▸ **EXERCISE BRIEF**
When a line of the records contains "subject", copy it.

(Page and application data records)
○ ○ ○ ○

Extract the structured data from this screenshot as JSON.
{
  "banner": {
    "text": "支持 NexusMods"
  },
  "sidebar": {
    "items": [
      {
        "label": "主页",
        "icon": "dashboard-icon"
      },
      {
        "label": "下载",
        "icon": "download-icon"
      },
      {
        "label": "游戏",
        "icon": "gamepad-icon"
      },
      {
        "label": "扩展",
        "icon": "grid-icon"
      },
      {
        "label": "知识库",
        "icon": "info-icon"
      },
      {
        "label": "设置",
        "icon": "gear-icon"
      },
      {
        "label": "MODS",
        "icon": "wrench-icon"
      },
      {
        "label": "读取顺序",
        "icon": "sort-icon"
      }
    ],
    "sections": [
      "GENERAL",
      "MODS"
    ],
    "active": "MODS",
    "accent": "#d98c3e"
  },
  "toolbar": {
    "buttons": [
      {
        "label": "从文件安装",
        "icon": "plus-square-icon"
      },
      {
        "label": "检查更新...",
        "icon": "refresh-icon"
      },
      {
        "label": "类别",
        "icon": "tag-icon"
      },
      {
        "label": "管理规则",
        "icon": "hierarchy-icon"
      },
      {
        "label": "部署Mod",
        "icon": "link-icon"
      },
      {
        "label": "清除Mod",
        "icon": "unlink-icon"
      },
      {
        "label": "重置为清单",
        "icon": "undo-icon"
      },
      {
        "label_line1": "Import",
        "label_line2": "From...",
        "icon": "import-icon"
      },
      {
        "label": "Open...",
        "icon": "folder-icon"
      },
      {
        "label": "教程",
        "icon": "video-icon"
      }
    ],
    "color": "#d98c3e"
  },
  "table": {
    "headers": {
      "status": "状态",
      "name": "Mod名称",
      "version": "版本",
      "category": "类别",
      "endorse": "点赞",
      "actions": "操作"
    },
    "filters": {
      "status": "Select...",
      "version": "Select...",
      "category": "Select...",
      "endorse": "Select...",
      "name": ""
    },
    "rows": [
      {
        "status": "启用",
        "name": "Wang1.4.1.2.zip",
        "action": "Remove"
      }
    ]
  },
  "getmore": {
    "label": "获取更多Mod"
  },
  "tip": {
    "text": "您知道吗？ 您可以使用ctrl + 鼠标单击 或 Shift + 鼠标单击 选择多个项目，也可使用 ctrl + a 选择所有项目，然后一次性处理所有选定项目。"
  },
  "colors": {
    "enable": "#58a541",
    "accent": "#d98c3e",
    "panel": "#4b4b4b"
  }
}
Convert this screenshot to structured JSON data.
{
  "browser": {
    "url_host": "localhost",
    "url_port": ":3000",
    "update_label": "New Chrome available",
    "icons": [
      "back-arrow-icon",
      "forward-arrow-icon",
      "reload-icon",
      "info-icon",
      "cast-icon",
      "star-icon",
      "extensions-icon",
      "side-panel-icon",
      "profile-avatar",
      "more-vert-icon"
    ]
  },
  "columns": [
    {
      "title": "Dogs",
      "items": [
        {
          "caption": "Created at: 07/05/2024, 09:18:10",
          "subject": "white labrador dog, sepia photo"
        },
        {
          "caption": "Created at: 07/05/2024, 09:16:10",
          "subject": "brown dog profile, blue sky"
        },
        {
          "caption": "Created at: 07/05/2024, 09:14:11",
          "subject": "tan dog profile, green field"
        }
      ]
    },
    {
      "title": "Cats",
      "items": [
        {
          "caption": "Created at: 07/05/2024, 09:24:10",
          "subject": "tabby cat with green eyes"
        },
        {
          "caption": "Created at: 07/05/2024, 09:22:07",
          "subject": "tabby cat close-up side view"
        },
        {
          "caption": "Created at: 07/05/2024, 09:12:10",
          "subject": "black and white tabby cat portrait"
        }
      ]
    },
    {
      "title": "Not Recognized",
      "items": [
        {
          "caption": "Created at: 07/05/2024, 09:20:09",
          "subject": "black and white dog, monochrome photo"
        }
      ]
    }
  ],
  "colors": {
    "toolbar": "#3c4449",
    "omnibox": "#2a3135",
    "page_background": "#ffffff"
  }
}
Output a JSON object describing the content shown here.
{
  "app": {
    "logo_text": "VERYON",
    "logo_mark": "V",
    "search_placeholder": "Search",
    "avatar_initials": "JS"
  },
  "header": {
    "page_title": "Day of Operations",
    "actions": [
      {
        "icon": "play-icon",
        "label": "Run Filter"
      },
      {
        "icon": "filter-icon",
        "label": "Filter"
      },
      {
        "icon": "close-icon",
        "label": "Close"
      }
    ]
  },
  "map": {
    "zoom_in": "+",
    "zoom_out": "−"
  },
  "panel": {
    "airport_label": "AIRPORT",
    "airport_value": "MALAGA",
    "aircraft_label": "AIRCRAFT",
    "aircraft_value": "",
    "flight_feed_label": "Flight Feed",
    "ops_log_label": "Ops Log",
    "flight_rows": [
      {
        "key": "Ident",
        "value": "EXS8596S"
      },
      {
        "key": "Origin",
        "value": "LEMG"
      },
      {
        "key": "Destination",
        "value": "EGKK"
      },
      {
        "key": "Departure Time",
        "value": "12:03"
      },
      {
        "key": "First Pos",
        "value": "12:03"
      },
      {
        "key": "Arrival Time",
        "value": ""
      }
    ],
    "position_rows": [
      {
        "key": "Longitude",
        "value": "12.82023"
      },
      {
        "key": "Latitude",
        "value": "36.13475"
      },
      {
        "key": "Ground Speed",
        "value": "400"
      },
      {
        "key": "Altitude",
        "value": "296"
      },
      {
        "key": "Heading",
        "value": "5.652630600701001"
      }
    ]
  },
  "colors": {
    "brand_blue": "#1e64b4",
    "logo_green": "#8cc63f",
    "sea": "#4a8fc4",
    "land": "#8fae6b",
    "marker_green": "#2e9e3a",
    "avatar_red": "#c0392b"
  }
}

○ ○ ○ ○

▸ **ANSWER SECTION**
          "subject": "white labrador dog, sepia photo"
          "subject": "brown dog profile, blue sky"
          "subject": "tan dog profile, green field"
          "subject": "tabby cat with green eyes"
          "subject": "tabby cat close-up side view"
          "subject": "black and white tabby cat portrait"
          "subject": "black and white dog, monochrome photo"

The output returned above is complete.